As the most gifted orator of his generation, President Obama finds speechmaking perhaps his most potent political tool. It propelled him to national prominence in 2004 and to the White House in 2008. And whenever he needs to calm economic fears or revive stalled health care legislation, he takes to the lectern.
The Times finds the Democratic party to be a veritable symposium of "gifted orators." Obama's already been called that three times before in the Times, the first instance coming all the way back on March 19, 2006  in a story by Anne Kornblut, before he was even running for president.
Mass. Gov. Deval Patrick joined Obama as a "fellow gifted orator" in a March 27, 2008 story  by Abby Goodnough.
In a March 1, 2009  Times magazine story, Matt Bai said that unlike conservative Republican Newt Gingrich, Obama was a "gifted orator."

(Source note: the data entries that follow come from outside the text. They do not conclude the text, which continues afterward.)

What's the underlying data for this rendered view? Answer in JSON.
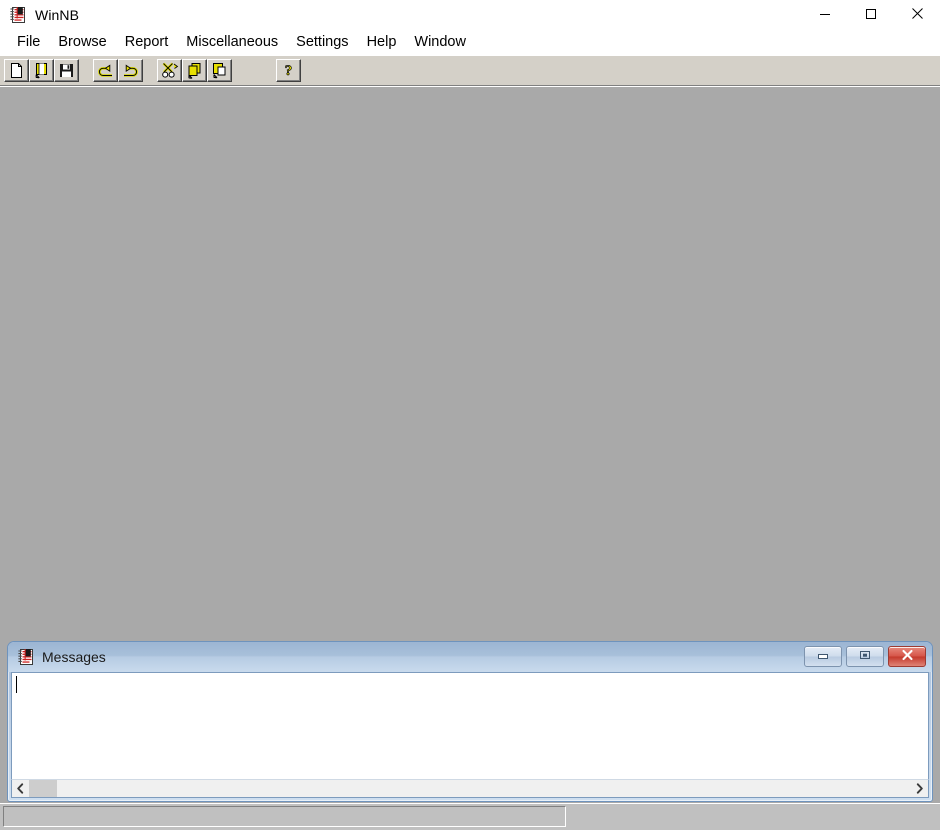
{
  "window": {
    "title": "WinNB",
    "icon": "notebook-icon",
    "controls": [
      {
        "name": "minimize",
        "glyph": "—"
      },
      {
        "name": "maximize",
        "glyph": "□"
      },
      {
        "name": "close",
        "glyph": "✕"
      }
    ]
  },
  "menu": {
    "items": [
      {
        "label": "File"
      },
      {
        "label": "Browse"
      },
      {
        "label": "Report"
      },
      {
        "label": "Miscellaneous"
      },
      {
        "label": "Settings"
      },
      {
        "label": "Help"
      },
      {
        "label": "Window"
      }
    ]
  },
  "toolbar": {
    "groups": [
      {
        "buttons": [
          {
            "name": "new-file-button",
            "icon": "new-document-icon",
            "tooltip": "New"
          },
          {
            "name": "open-file-button",
            "icon": "open-folder-icon",
            "tooltip": "Open"
          },
          {
            "name": "save-file-button",
            "icon": "floppy-disk-icon",
            "tooltip": "Save"
          }
        ]
      },
      {
        "buttons": [
          {
            "name": "undo-button",
            "icon": "undo-arrow-icon",
            "tooltip": "Undo"
          },
          {
            "name": "redo-button",
            "icon": "redo-arrow-icon",
            "tooltip": "Redo"
          }
        ]
      },
      {
        "buttons": [
          {
            "name": "cut-button",
            "icon": "scissors-icon",
            "tooltip": "Cut"
          },
          {
            "name": "copy-button",
            "icon": "copy-documents-icon",
            "tooltip": "Copy"
          },
          {
            "name": "paste-button",
            "icon": "paste-clipboard-icon",
            "tooltip": "Paste"
          }
        ]
      },
      {
        "buttons": [
          {
            "name": "help-button",
            "icon": "question-mark-icon",
            "tooltip": "Help"
          }
        ]
      }
    ]
  },
  "mdi": {
    "child_window": {
      "title": "Messages",
      "icon": "notebook-icon",
      "controls": [
        {
          "name": "minimize",
          "glyph": "minimize-glyph"
        },
        {
          "name": "restore",
          "glyph": "restore-glyph"
        },
        {
          "name": "close",
          "glyph": "close-glyph"
        }
      ],
      "text_content": "",
      "scrollbar": {
        "left_arrow": "‹",
        "right_arrow": "›"
      }
    }
  },
  "status_bar": {
    "panels": [
      {
        "name": "status-panel-message",
        "text": ""
      }
    ]
  },
  "colors": {
    "mdi_background": "#a9a9a9",
    "toolbar_face": "#d4d0c8",
    "status_face": "#c0c0c0",
    "child_frame": "#6e93bd",
    "close_button": "#c4392c",
    "icon_yellow": "#ffff00"
  }
}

In fact, a Nexis and nytimes.com search indicates that no Republican has ever earned the Times' "gifted orator" appellation, not even Ronald Reagan, although the archives are fuzzier pre-1981.
Going back a little, President Bill Clinton was a "gifted orator" in October 1994 , less than a month before he orated the Democrats out of the House of Representatives for the first time in 40 years.
It's no surprise that former New York governor and perpetual Democratic presidential teaser Mario Cuomo was called a "gifted orator " in May 1992.
It may come as more of a surprise that screaming Howard Dean was considered a "gifted orator " in a June 2003 story, again by Matt Bai.
Moving on: Baker wondered if Obama had lost his magic touch and forwarded a familiar comforting argument: That the Democrats who lost last week "had fatal flaws of their own." (Which somehow didn't stop the Times editorial page from endorsing  the fatally flawed Democratic NJ Gov. Jon Corzine anyway.)
But the limits of rhetoric were on display last week when the president could not rescue two foundering candidates in governor's races in New Jersey and Virginia. Has Mr. Obama lost his oratorical touch? Is the magic finally beginning to fade? Does the White House rely too heavily on his skills on the stump to advance his priorities?
It may be too soon to reach such conclusions. The Democrats who lost last week, after all, had fatal flaws all their own. But the results do suggest that Mr. Obama's addresses these days may not resonate quite the way they did. Speeches that once set pulses racing now feel more familiar. And if that remains the case heading into next year, it could make it more difficult for the Democrats' own Great Communicator to promote his program and carry along allies in crucial midterm elections.
Baker even toyed with the idea that Obama's speechmaking was responsible for the popular uprising in Iran after dictator Mahmoud Ahmadinejad won a heavily corrupted election.
Unlike Mr. Bush, who recognized his limitations as a public speaker, Mr. Obama and his team have enormous faith in his capacity for communicating with the American people. When he was considering a bailout for the auto industry and advisers warned of a popular backlash, he expressed confidence that he could explain it to the public. After Mr. Obama gave his speech in Cairo reaching out to the Muslim world, some aides argued that the address itself was responsible for Iranians taking to the streets of Tehran to protest a disputed election.
Baker let Obama aides advance that self-serving idea, but left out the inconvenient truth that the administration was mostly silent as the election was stolen, its support for the opposition was muted and reluctant at best. Both the European Union and Britain took a tougher line on the Iranian regime than did Obama, as the Times itself reported in June 2009.